◆ **Work request**: Filter the listing below, keeping only the lines with the word "text".

◆ **Records for processing**:

· · ·

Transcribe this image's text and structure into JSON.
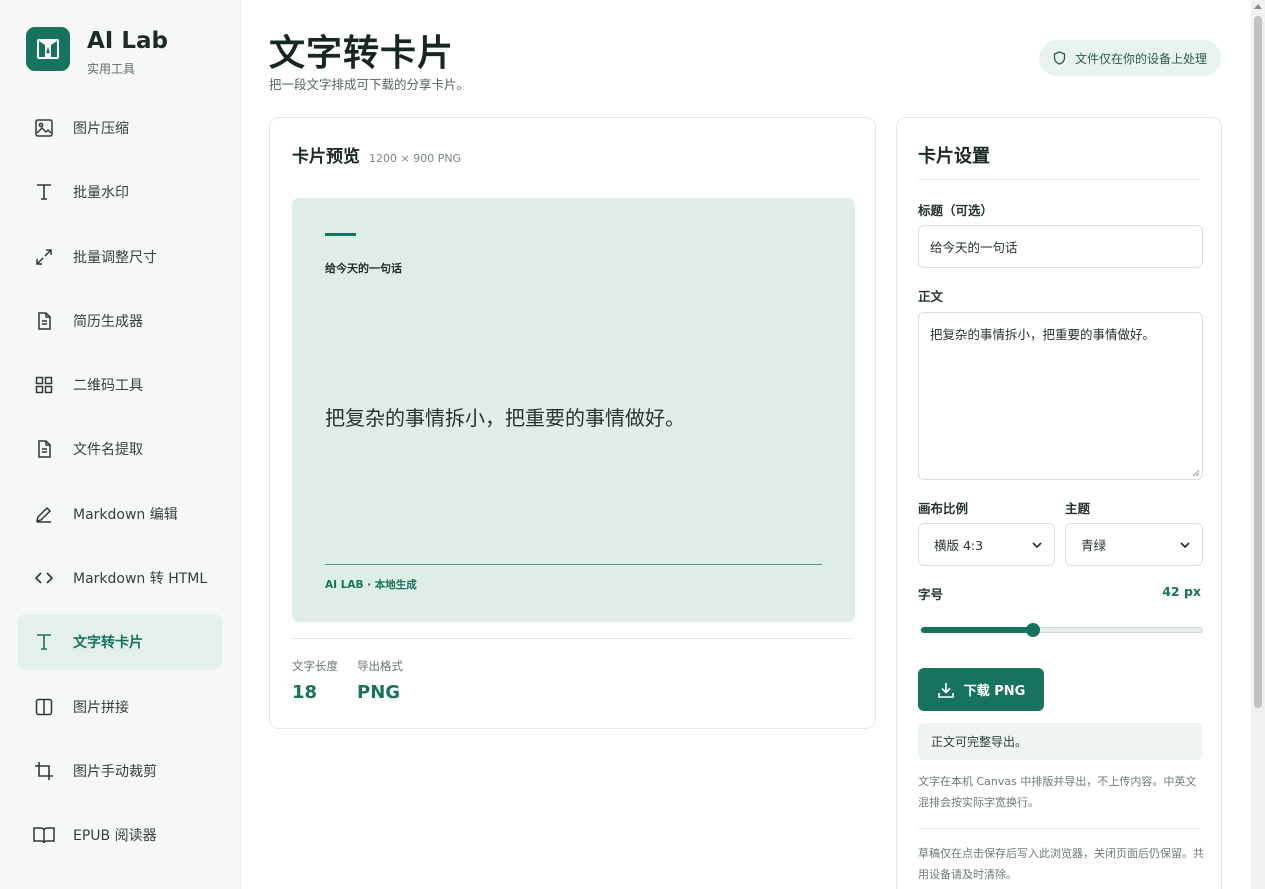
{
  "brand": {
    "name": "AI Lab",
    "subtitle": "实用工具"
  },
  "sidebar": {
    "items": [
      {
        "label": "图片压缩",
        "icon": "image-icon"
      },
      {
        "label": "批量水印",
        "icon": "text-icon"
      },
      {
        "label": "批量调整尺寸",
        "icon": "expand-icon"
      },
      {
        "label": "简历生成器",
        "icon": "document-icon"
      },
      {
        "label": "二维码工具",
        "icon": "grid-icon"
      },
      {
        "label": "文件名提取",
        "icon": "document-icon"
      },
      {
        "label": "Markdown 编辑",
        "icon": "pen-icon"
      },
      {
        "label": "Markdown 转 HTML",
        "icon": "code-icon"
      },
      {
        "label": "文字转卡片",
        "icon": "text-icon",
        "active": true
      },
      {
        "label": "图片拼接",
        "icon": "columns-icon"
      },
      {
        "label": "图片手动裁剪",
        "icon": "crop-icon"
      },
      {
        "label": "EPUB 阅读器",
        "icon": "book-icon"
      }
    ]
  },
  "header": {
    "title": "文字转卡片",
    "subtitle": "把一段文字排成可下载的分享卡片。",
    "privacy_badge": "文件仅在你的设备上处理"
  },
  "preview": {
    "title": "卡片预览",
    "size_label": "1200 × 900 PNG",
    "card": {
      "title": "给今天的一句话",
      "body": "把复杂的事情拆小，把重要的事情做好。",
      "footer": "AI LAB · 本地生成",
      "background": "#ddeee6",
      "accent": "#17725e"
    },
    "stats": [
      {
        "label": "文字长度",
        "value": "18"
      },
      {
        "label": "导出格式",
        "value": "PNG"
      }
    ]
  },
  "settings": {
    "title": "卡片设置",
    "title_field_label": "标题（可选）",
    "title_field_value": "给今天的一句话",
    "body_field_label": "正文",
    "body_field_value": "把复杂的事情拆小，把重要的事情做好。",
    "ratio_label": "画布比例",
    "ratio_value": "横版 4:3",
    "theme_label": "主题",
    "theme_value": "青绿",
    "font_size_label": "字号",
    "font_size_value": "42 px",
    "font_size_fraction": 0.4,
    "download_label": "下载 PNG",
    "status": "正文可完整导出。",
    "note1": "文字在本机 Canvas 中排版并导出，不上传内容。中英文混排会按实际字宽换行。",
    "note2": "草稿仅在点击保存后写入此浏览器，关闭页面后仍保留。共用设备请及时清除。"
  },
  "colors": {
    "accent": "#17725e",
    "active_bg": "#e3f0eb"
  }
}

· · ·

◆ **Solution to the problem**:
Transcribe this image's text and structure into JSON.
        "icon": "text-icon"
        "icon": "text-icon",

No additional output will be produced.